“You can control your own destiny in both settings,” he says of his twin passions. “As a goalie, you control whether you win or lose. That’s the fun of being a goalie; you make a difference every day. In golf, you’re playing against the course — and you get to make a difference every day.”
A MAN OF MANY PASSIONS
Grant Fuhr’s path from Hall of Fame goalie to golf administrator is but one facet of the 51-year-old’s unique status in sport. Though Fuhr — in his unequivocal, polite and ever-amicable Canadian manner — isn’t one to preach or pounce upon the topic of race, he’s not one to shy away from it either.
The rare African-American in not one, but two sports, Fuhr sees the disturbing dearth of black professionals in both hockey and golf as a matter of socioeconomics means. “Cost is a problem,” says Fuhr, the first black player elected to the Hockey Hall of Fame. “Golf courses are expensive. So, it makes golf expensive. Same as hockey, which is an expensive sport to play as a kid. Trying to push it to minorities, again, it’s the cost. So, they correlate in that sense.
“Economics and opportunity go together,” he says. “If the economics fit, kids get more opportunity. One goes hand-in-hand with the other, which is the sad part about sport. Kids that probably would like to be exposed to the game don’t get the opportunity. The best thing to happen to golf is The First Tee, because it has put golf clubs in underprivileged kids’ hands.”
His rings placed carefully in his bag, Fuhr heads out for his weekly Tuesday match against the “young guys,” players half his age (including one budding professional) in an effort to keep his competitive fires burning.
“As an athlete, after you retire, there’s nothing to be competitive at,” he says. “Yeah, you can be competitive in the business world, but that’s not nearly the same thing.

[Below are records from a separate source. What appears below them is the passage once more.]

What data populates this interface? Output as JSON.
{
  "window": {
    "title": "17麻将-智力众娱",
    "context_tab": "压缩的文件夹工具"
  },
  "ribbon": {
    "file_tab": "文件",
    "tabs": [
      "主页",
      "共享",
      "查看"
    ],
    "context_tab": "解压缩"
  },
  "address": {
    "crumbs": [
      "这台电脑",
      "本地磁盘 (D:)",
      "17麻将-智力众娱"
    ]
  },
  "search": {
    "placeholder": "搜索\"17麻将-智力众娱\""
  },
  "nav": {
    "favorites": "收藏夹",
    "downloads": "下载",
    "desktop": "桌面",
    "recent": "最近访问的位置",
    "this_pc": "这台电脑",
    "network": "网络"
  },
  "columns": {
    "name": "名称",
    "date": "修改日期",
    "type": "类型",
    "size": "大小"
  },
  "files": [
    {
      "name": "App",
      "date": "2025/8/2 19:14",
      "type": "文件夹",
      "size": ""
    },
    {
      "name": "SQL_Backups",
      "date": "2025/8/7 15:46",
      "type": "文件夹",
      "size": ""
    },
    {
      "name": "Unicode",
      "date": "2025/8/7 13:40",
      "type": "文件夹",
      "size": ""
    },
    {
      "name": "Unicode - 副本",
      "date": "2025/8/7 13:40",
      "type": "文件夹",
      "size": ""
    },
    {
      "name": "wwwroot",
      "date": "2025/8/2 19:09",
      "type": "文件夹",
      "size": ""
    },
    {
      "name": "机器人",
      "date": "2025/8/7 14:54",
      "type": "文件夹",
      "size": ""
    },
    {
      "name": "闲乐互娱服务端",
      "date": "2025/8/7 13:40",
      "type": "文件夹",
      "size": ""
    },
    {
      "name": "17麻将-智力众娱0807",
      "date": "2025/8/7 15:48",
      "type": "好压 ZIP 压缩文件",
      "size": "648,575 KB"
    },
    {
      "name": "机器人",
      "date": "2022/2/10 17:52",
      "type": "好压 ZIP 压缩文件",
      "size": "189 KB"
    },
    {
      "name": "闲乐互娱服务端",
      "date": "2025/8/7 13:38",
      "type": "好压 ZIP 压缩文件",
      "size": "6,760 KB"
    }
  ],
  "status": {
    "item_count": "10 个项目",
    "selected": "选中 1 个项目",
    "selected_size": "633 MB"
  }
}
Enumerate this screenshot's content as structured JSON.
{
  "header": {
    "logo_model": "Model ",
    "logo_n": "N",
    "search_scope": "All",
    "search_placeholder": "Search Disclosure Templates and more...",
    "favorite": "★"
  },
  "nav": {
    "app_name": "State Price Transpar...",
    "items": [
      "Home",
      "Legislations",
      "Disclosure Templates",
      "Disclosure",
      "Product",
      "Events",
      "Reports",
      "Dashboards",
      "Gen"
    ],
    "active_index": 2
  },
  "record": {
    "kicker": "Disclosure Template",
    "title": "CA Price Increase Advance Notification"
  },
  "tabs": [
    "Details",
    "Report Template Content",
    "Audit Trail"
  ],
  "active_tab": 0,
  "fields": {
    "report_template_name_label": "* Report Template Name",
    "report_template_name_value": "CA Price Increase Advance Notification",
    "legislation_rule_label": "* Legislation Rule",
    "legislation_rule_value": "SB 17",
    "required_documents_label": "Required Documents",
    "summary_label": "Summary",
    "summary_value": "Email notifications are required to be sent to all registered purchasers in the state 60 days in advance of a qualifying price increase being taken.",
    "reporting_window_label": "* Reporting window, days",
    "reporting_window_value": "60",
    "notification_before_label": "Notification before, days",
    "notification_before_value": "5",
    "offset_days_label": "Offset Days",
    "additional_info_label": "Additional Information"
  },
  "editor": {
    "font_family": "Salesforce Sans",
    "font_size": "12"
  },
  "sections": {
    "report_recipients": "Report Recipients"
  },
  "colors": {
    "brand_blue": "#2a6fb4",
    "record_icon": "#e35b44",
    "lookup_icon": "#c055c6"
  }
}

For me, I try to play with the younger kids who are really good, because it forces me to have that same competitive juice.”
Undeterred by a total knee replacement in 2013 and past surgeries to both shoulders, Fuhr’s swing is powerful and precise, the stuff of talent inborn, a natural knowing of athletic prowess at play.
The idyllic desert day represents but one of myriad rounds he will play during the year. He’ll participate in a dozen celebrity tournaments across the continent, play in a host of Pepsi Tour and eGolf Tour events and has eyes on attempting to qualify for a few Champions Tour fields.
“It doesn’t really duplicate it,” he says, contrasting the rush of his respective hockey and golf arenas. “But at the same time, you can will yourself to play as good as somebody that has more talent than you.”
It’s nearing mid-round and one of Fuhr’s playing competitors finds greenside rough with an approach. Divergent from conditions experienced prior to Fuhr’s arrival as director, the grass is meaty, long and cruel. Though it is indeed Fuhr’s overt intent to help redefine the scope of these grounds, perhaps, subconsciously, these gnarled blades echo the heart of a goalie.
As he did for 20 years in an NHL net, Fuhr is defending his turf. And should he successfully assist in bringing Desert Dunes back to its glory days, Grant Fuhr’s greatest save may have thus been made.